Ventimiglia it is not only a country, is also the name of the Barons who a lot lustro have given to the history of our island since the 1232 when Enrico Ventimiglia, come down in Sicily in order to marry Elisabetta, daughter of Adoini, Longobardo knight.

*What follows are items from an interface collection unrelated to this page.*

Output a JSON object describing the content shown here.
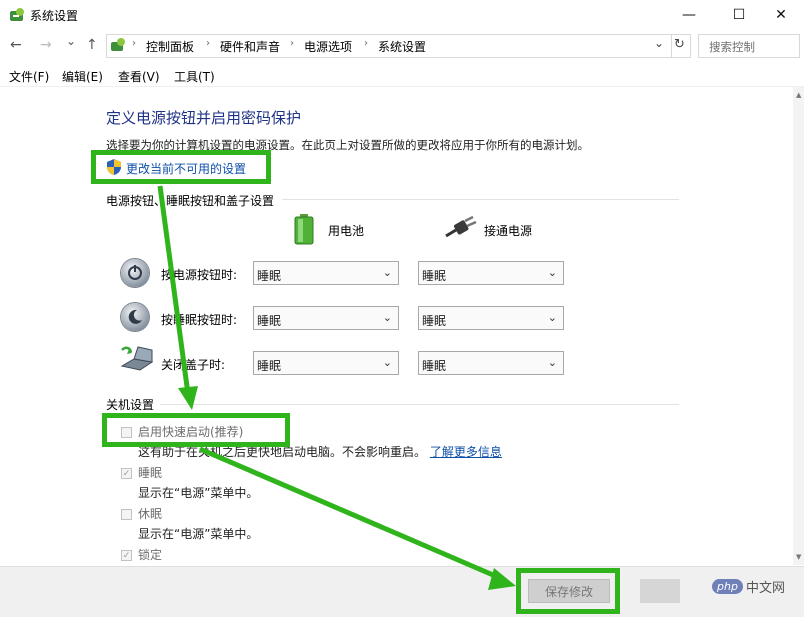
{
  "window": {
    "title": "系统设置",
    "minimize": "—",
    "maximize": "☐",
    "close": "✕"
  },
  "nav": {
    "back": "←",
    "forward": "→",
    "dropdown": "⌄",
    "up": "↑",
    "refresh": "↻"
  },
  "breadcrumb": [
    "控制面板",
    "硬件和声音",
    "电源选项",
    "系统设置"
  ],
  "search": {
    "placeholder": "搜索控制"
  },
  "menu": [
    "文件(F)",
    "编辑(E)",
    "查看(V)",
    "工具(T)"
  ],
  "content": {
    "heading": "定义电源按钮并启用密码保护",
    "subtitle": "选择要为你的计算机设置的电源设置。在此页上对设置所做的更改将应用于你所有的电源计划。",
    "change_link": "更改当前不可用的设置",
    "power_section": {
      "title": "电源按钮、睡眠按钮和盖子设置",
      "columns": [
        "用电池",
        "接通电源"
      ],
      "rows": [
        {
          "label": "按电源按钮时:",
          "battery": "睡眠",
          "plugged": "睡眠"
        },
        {
          "label": "按睡眠按钮时:",
          "battery": "睡眠",
          "plugged": "睡眠"
        },
        {
          "label": "关闭盖子时:",
          "battery": "睡眠",
          "plugged": "睡眠"
        }
      ]
    },
    "shutdown_section": {
      "title": "关机设置",
      "items": [
        {
          "label": "启用快速启动(推荐)",
          "checked": false,
          "desc": "这有助于在关机之后更快地启动电脑。不会影响重启。",
          "link": "了解更多信息"
        },
        {
          "label": "睡眠",
          "checked": true,
          "desc": "显示在“电源”菜单中。"
        },
        {
          "label": "休眠",
          "checked": false,
          "desc": "显示在“电源”菜单中。"
        },
        {
          "label": "锁定",
          "checked": true
        }
      ]
    }
  },
  "buttons": {
    "save": "保存修改"
  },
  "watermark": {
    "badge": "php",
    "text": "中文网"
  },
  "annotation_color": "#2fb41c"
}
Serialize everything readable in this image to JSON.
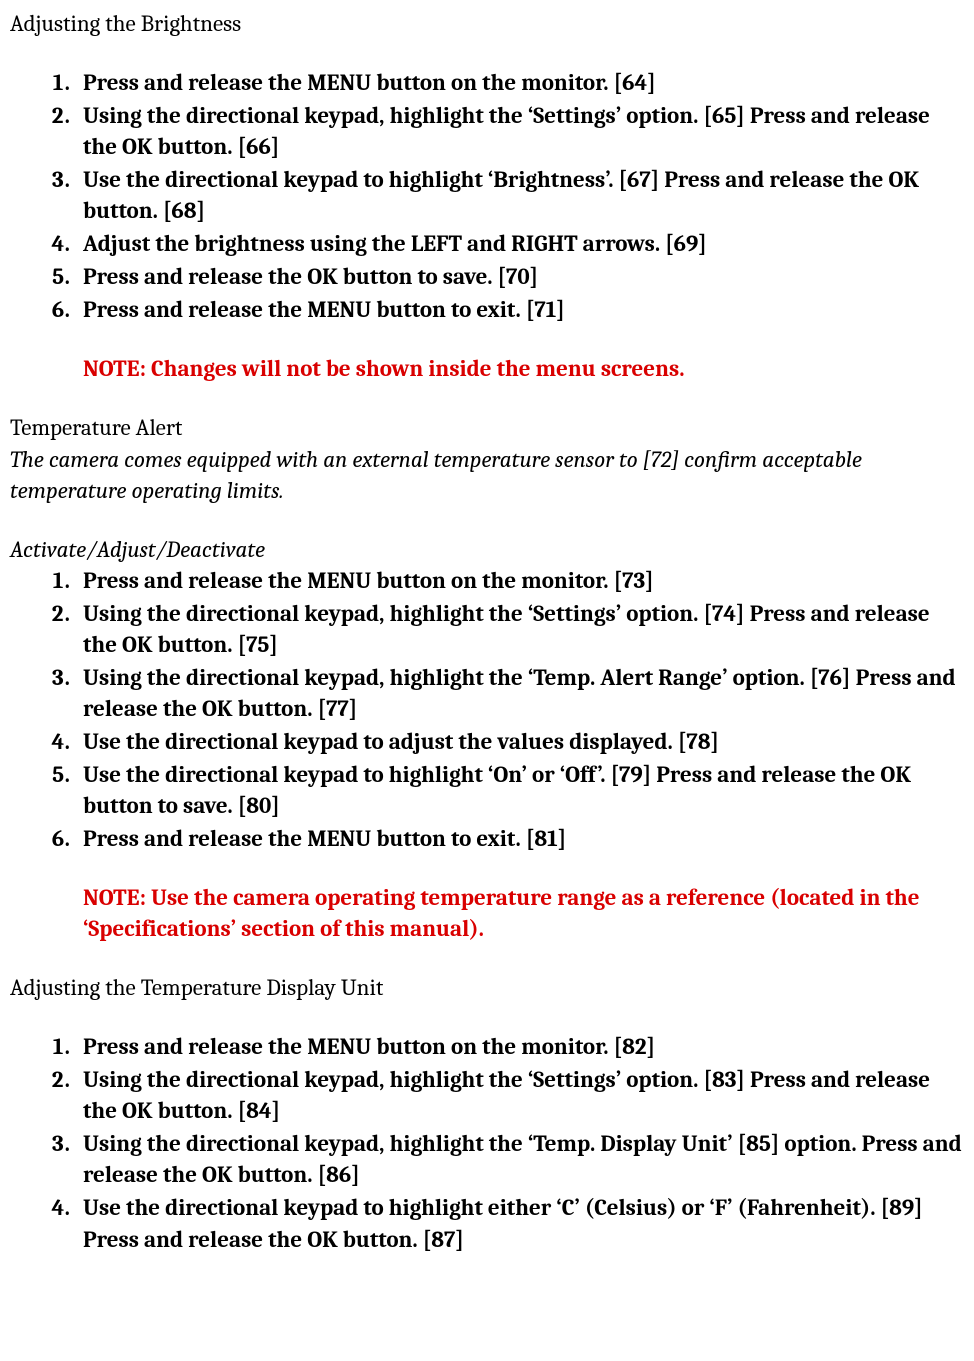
{
  "section1": {
    "heading": "Adjusting the Brightness",
    "steps": [
      "Press and release the MENU button on the monitor. [64]",
      "Using the directional keypad, highlight the ‘Settings’ option. [65] Press and release the OK button.  [66]",
      "Use the directional keypad to highlight ‘Brightness’. [67] Press and release the OK button. [68]",
      "Adjust the brightness using the LEFT and RIGHT arrows. [69]",
      "Press and release the OK button to save. [70]",
      "Press and release the MENU button to exit. [71]"
    ],
    "note": "NOTE: Changes will not be shown inside the menu screens."
  },
  "section2": {
    "heading": "Temperature Alert",
    "desc": "The camera comes equipped with an external temperature sensor to [72] confirm acceptable temperature operating limits.",
    "subheading": "Activate/Adjust/Deactivate",
    "steps": [
      "Press and release the MENU button on the monitor. [73]",
      "Using the directional keypad, highlight the ‘Settings’ option. [74] Press and release the OK button. [75]",
      "Using the directional keypad, highlight the ‘Temp. Alert Range’ option. [76] Press and release the OK button. [77]",
      "Use the directional keypad to adjust the values displayed. [78]",
      "Use the directional keypad to highlight ‘On’ or ‘Off’. [79] Press and release the OK button to save. [80]",
      "Press and release the MENU button to exit. [81]"
    ],
    "note": "NOTE: Use the camera operating temperature range as a reference (located in the ‘Specifications’ section of this manual)."
  },
  "section3": {
    "heading": "Adjusting the Temperature Display Unit",
    "steps": [
      "Press and release the MENU button on the monitor. [82]",
      "Using the directional keypad, highlight the ‘Settings’ option. [83] Press and release the OK button. [84]",
      "Using the directional keypad, highlight the ‘Temp. Display Unit’ [85] option. Press and release the OK button. [86]",
      "Use the directional keypad to highlight either ‘C’ (Celsius) or ‘F’ (Fahrenheit). [89] Press and release the OK button. [87]"
    ]
  }
}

Direct descendant of Enrico, Donna was just one Beatrice Ventimiglia of the Caretto, than in the 1627, authorized from Filippo II, king of Spain, popol? the ancient one feudo of Calamigna and imposed to those lands the name of Ventimiglia. This laughing city that tos be distant approximately 20 km from the sea is encircled from sweet and generous hills on which they come cultivated from centuries the ulivi of the variety, ” Biancolilla “. The Company Agrobiologica Manzella and been born Iannello and with the same foundation of Ventimiglia; a grandfather of the Manzella family, had entrusted one contrada overhanging the old village directly from Donna Beatrice with the task to develop just the culture of the ulivo. It was far away the 1633, and from then the Company he has increased itself to others contrade until catching up odierna the extension of 50 hectares. Cultivar the dominant is exactly the ” Biancolilla “, to which a 10% approximately of ” Nocellara of the Belice ” join. The collection of the olives happens directly from the plant for ” sfilatura by hand ” and it is carried out for all the month of November when the color of the olives passes from the green the black one. The fruits, collected to the mattino come moliti in same evening in the frantoio of the Company in such way to transmit their “freschezza” to the oil that they will produce. Oil that comes bottled integrally leaving unchanged all its characteristics cosi. Low temperature, soft pressure and absolute hygiene make the rest giving life to an oil with all the attributes from ” supremacy of the quality “. Its opaque green color with golden venature is born from the choice of the olives that collections at the just moment gives a extremely delicate oil, with excellent aromatic notes that ne exalt the scent and the sapore. Adapted to all the kitchen uses you will be able to appreciate to the best its pregi also gustandolo ” raw ” on the still warm bread. The Company Agricola Manzella and Iannello produces, moreover, extra oil vergine of olive, coming from from the own olive groves to biological cultivation controlled and certifyd from the CODEX limited liability company, on authorization of the Ministry of the Agricultural Resources and from the Coordination Sicialian Biological Agriculture on the base of disciplining of associative production and with cycle of working and suitable qualitative controls for the biological production. The production from the ‘ 97 to new evidence of a continuous optimization of the product comes carried out in totally biological way. The Company comes continuation from the Councillorship Agriculture and forestry, detachment of Mezzojuso (Palermo).